The Titanic, famously known for its tragic sinking on its maiden voyage, sailed for a total of 4 days before it collided with an iceberg in the North Atlantic Ocean. Let’s delve into the details of this ill-fated journey.
On April 10, 1912, the Titanic departed from Southampton, England, on its inaugural voyage to New York City. The ship was considered one of the most luxurious and technologically advanced vessels of its time. It was operated by the White Star Line and captained by Edward J. Smith.
The planned route for the Titanic’s voyage would take it across the Atlantic Ocean. After departing Southampton, it made brief stops at Cherbourg in France and Queenstown (now known as Cobh) in Ireland to pick up additional passengers.

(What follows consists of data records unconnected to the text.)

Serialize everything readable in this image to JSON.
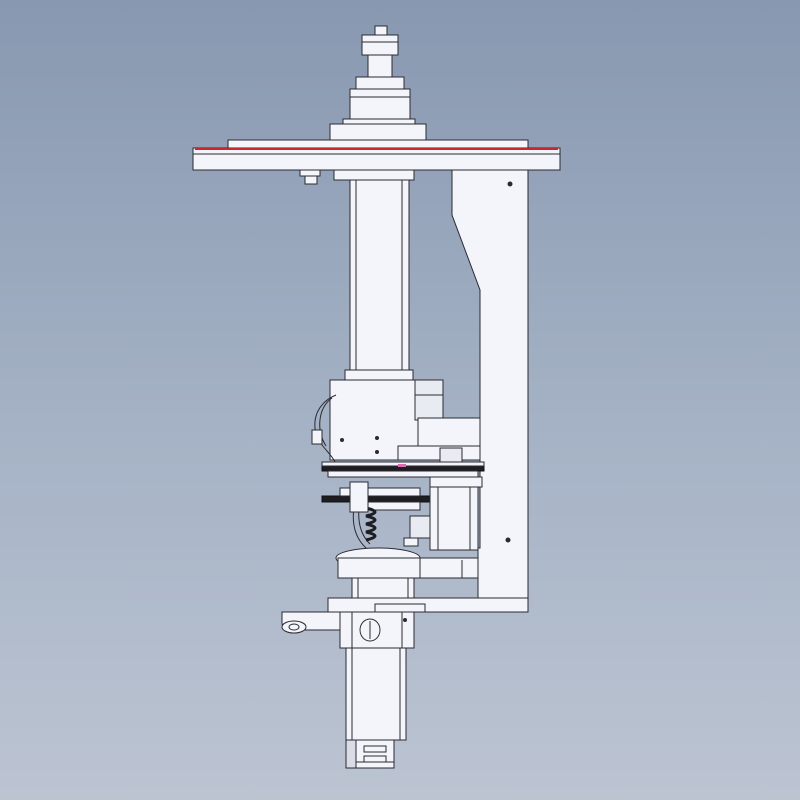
{
  "view": {
    "background_top": "#8898b0",
    "background_bottom": "#bcc4d2",
    "part_fill": "#f4f5fa",
    "edge_color": "#2a2a33",
    "accent_red": "#c8282d"
  }
}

From Queenstown, the Titanic set off towards its final destination across the vast Atlantic waters. The ship was equipped with advanced navigational tools for safe passage through these treacherous waters.

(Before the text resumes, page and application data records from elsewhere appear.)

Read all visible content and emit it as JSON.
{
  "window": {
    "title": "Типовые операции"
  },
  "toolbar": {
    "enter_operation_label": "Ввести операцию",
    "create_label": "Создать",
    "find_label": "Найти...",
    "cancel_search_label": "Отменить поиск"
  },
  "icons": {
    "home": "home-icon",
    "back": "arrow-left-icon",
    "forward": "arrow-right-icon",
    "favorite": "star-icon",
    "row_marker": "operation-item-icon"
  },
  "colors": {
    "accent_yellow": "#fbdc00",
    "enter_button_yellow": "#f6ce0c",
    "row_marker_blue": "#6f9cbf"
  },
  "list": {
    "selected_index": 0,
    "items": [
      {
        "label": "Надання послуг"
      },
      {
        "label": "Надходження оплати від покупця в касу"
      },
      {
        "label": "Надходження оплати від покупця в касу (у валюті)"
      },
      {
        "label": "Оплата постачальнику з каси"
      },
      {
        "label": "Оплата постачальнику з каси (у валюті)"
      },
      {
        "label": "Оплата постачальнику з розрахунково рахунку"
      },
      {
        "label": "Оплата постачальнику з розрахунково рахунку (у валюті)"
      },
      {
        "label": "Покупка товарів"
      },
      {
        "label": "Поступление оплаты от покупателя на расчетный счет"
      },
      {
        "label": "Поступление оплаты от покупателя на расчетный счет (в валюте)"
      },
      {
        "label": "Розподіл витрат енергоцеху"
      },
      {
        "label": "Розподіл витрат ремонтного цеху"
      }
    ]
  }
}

Aboard the Titanic
The Titanic boasted a grand total of 8 decks, each with its own purpose and amenities. From luxurious first-class accommodations to more modest third-class cabins, the ship aimed to cater to passengers from all walks of life.

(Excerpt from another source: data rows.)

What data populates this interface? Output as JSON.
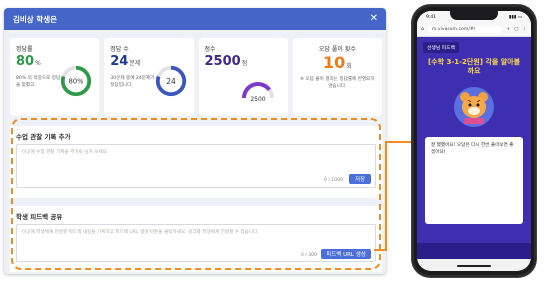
{
  "modal": {
    "title": "김비상 학생은",
    "close_glyph": "✕",
    "header_color": "#4565c8"
  },
  "cards": [
    {
      "title": "정답률",
      "value": "80",
      "unit": "%",
      "desc": "80% 의 적중으로 정답을 맞혔고,",
      "chart_label": "80%",
      "percent": 80,
      "color": "#2f9b4a"
    },
    {
      "title": "정답 수",
      "value": "24",
      "unit": "문제",
      "desc": "30문제 중에 24문제가 정답입니다.",
      "chart_label": "24",
      "fraction": 0.8,
      "color": "#3b55c2"
    },
    {
      "title": "점수",
      "value": "2500",
      "unit": "점",
      "chart_label": "2500",
      "fraction": 0.8,
      "color": "#7a3cc9"
    },
    {
      "title": "오답 풀이 횟수",
      "value": "10",
      "unit": "회",
      "desc": "※ 오답 풀이 결과는 정답률에 반영되지 않습니다."
    }
  ],
  "record_section": {
    "title": "수업 관찰 기록 추가",
    "placeholder": "이곳에 수업 관찰 기록을 추가로 남겨 보세요.",
    "counter": "0 / 1000",
    "save_label": "저장"
  },
  "share_section": {
    "title": "학생 피드백 공유",
    "placeholder": "이곳에 학생에게 전달할 피드백 내용을 기록하고 피드백 URL 생성 버튼을 클릭하세요. 링크를 학생에게 전달할 수 있습니다.",
    "counter": "0 / 300",
    "generate_label": "피드백 URL 생성"
  },
  "phone": {
    "time": "9:41",
    "url": "m.vivasam.com/#/",
    "badge": "선생님 피드백",
    "title": "[수학 3-1-2단원] 각을 알아볼까요",
    "note": "잘 했했어요! 오답은 다시 한번 풀어보면 좋겠어요!"
  },
  "colors": {
    "accent": "#4a6fd8",
    "highlight_dashed": "#f08c24",
    "app_bg": "#3d2fb0",
    "app_title": "#ffd84a"
  }
}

Passengers on board enjoyed various amenities such as a swimming pool, gymnasium, libraries, smoking rooms, and dining saloons. The ship also had a wireless telegraph system for communication purposes.
The Fatal Encounter
On April 14, 1912, at approximately 11:40 p.m., lookout Frederick Fleet spotted an iceberg directly ahead of the Titanic. Despite immediate efforts to change course and avoid collision, it was too late. The starboard side of the ship struck the iceberg, causing irreparable damage.
Within a few hours, the Titanic began to sink into the icy waters of the North Atlantic. The inadequate number of lifeboats on board led to a devastating loss of life, with more than 1,500 passengers and crew members perishing in the disaster.
In conclusion, the Titanic sailed for a mere 4 days before its tragic collision with an iceberg. Despite its short-lived voyage, this historic ship continues to captivate our imagination and serve as a reminder of both human ingenuity and the devastating power of nature.